26/09/2018, by CLAS
Happy European Day of Languages to all of our students, colleagues and local businesses!
As part of the Languages for Business team, I’ve been thinking about how we translate the varied and culturally-steeped language of business networking.
Is it true that there are only two types of people in the world – those who love networking and those who would rather communicate via messenger pigeon than don a nametag and swap business cards?
Networking is often seen as essential for succeeding in business and in the UK, the hallowed ‘networking event’ is an institution of its own! For some reason we love a lanyard, and a geometrically carpet tiled room on the edge of a motorway, not to mention the ever-warm tea urn, the individually wrapped biscuit, the PowerPoint presentation and the business card. Do any of us Brits make the mistaken assumption that this cultural ritual is an international business standard?
As Languages for Business is based in a very, very international department, we end up learning a lot about other cultures not only from the work we do but also from our watercooler conversations. My French colleague, Francoise told me about how her old workplace in France ‘did lunch’. All employees lunched together and it lasted over an hour. This seems a world apart from the British norm of eating a sandwich with one hand whilst sat typing with the other. The British eating at desks may well be a display of dedication to the job. Similarly, the lingering French lunch is seen by some in France as essential to team building and business relations.
Cultural business etiquette training is one of the more unique elements of our project that is often overlooked in its importance to successful trading. You know the phrase “When in Rome”? Have you ever been to Italy and noticed how many Brits start draping jumpers over their shoulders and going for gelato at midnight? AirBnB’s recent ad campaign is called “Live like a Local”, tapping into the pleasure people seek in absorbing and learning about other cultures. If Languages for Business did huge TV ad campaigns, I’d like ours to be “Network like a Local”.
Below are some sample business communication tips for three of our most requested European placement cultures. Please feel free to comment with your own, or better yet, get involved with our work placement scheme and help international business grow!
• Punctuality is very important, aim to arrive 10 minutes early for meetings.
• Formal titles are almost always used to address clients and trading partners and even between employees and employers.
• Business is viewed as a very serious subject so use of humour is not appropriate.

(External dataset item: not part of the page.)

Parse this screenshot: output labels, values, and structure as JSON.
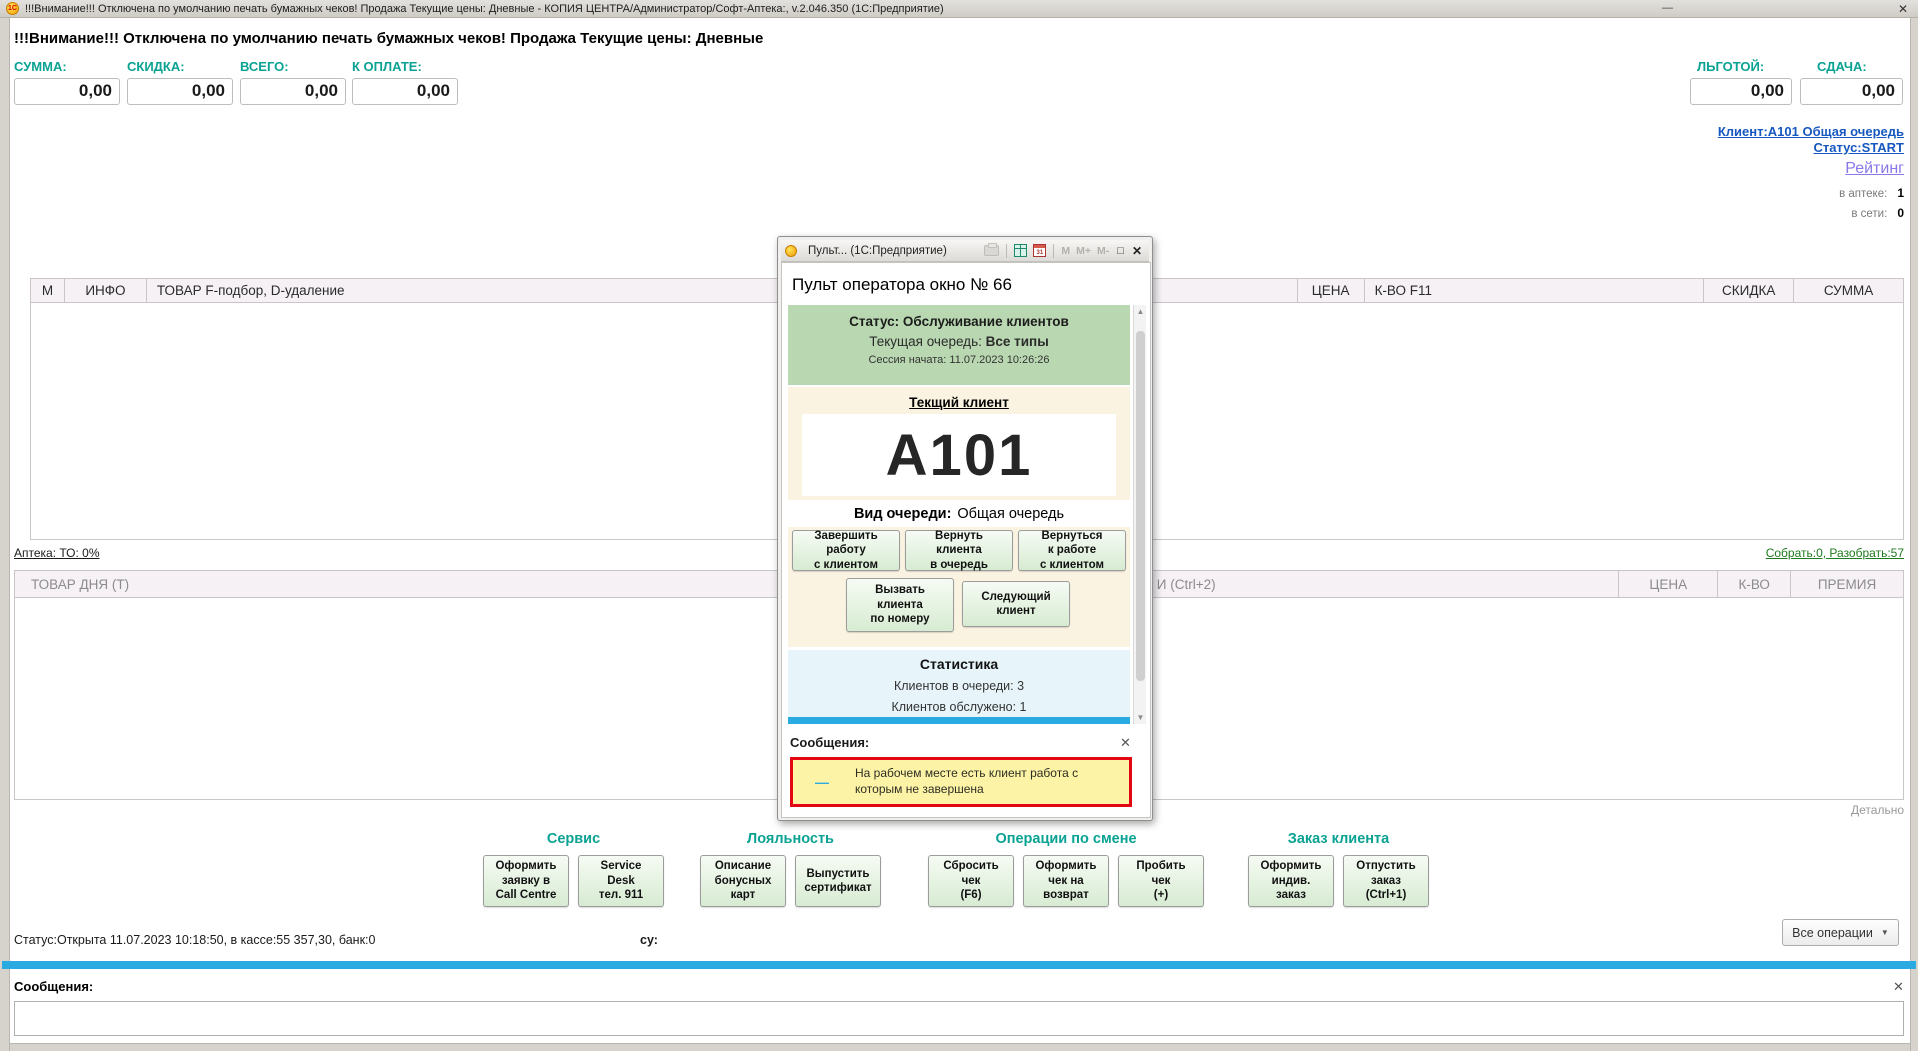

• It is best not to address people by their first names unless invited to do so, instead use ‘Monsieur’, ‘Madame’, ‘Mademoiselle’ and the polite ‘vous’ form.
• Personal lives are kept separate from business matters.
• The hard sell approach is not advisable as French business is typically weary of being pushed into quick decisions.
• Take into account non-working periods when suggesting meeting times, for example, siesta times. Also, be aware that Spain has the highest amount of variable, public holidays in Europe.
• You may hear people referring to taking ‘puentes’ or ‘bridges’, in effect, a four day weekend.
• Negotiations tend to take time so be patient in waiting for decisions and opinions, the Spanish tend not to hurry deals. It is common for people to work on negotiations as extra hours or over lunch/dinner.
• It is common to interrupt another person speaking in a meeting or have several people talking at once, it isn’t considered offensive.
Languages for Business is part of the Enabling Innovation ERDF scheme to support Nottinghamshire and Derbyshire small to medium enterprises expand and grow. We offer support in the form of student projects and placements, providing language and cultural expertise to grow and strengthen international trade. Recent language placements have focused on market research, translation, interpretation and basic language and cultural business etiquette training. To find out more and get involved, please visit our website, or contact Project Co-Ordinator, Jo Gregory.
Written by Jodie Thompson, Administrator, Languages for Business